Women in Space profiles 23 pioneers, including Eileen Collins, the first woman to command the space shuttle; Peggy Whitson, who logged more than a year in orbit aboard the International Space Station; and Mae Jemison, the first African American woman in space; as well as astronauts from Japan, Canada, Italy, South Korea, France, and more. Readers will also learn about the Mercury 13, American women selected by NASA in the late 1950s to train for spaceflight. Though they matched and sometimes surpassed their male counterparts in performance, they were ultimately denied the opportunity to head out to the launching pad. Their story, and the stories of the pilots, physicists, and doctors who followed them, demonstrate the vital role women have played in the quest for scientific understanding.
Women in Space is a nonfiction novel about the women who have become astronauts and is geared towards young adults.

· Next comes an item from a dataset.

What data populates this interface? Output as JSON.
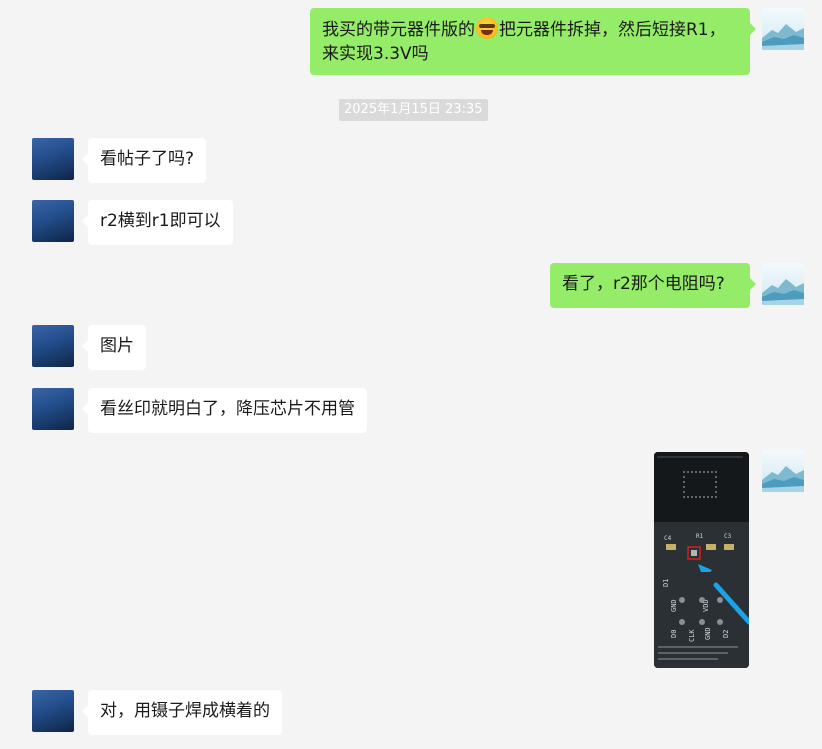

I picked this up for two reasons, one I fully believe in another life I would have been an astronaut (if math didn’t make me cry and I didn’t get stick with anxiety & depression) and two because I really want to read more about Kalpana who despite being India’s first female astronaut doesn’t have a lot written about her. Even in this book she doesn’t get a lot of pages. Overall I liked it. It’s simplistic in format and covers a wide range of astronauts, and even if some of the women didn’t get full bios they usually popped up in another person’s bio as well.
There were some small editing issues that were a tad annoying to read in a finished book, and the way it’s written makes the work seem a lot of denser than it actually is. I really hated that a lot of bios were structured as: interesting mid career explanation, jump unannounced back to her past, and then move back through her whole career. It would have worked if the first paragraph had explained her importance to the mission or country, and then moved back to her past…but some of these mid career stories lasted several paragraphs and then without warning I’d be reading about something that happened 15 years in the past. It was very discombobulating. It’s not a book that should have taken me longer than a few days, but I had to keep taking breaks due to the writing style and it lasted me over a week.
I do think it has a lot of value as far as educational purposes go for younger readers and there is a lot of great info in it, and not just on the women themselves but also about the space stations and life up there. There are a lot of teachable moments and plenty of extra sources and reading material that can lead to independent study as well.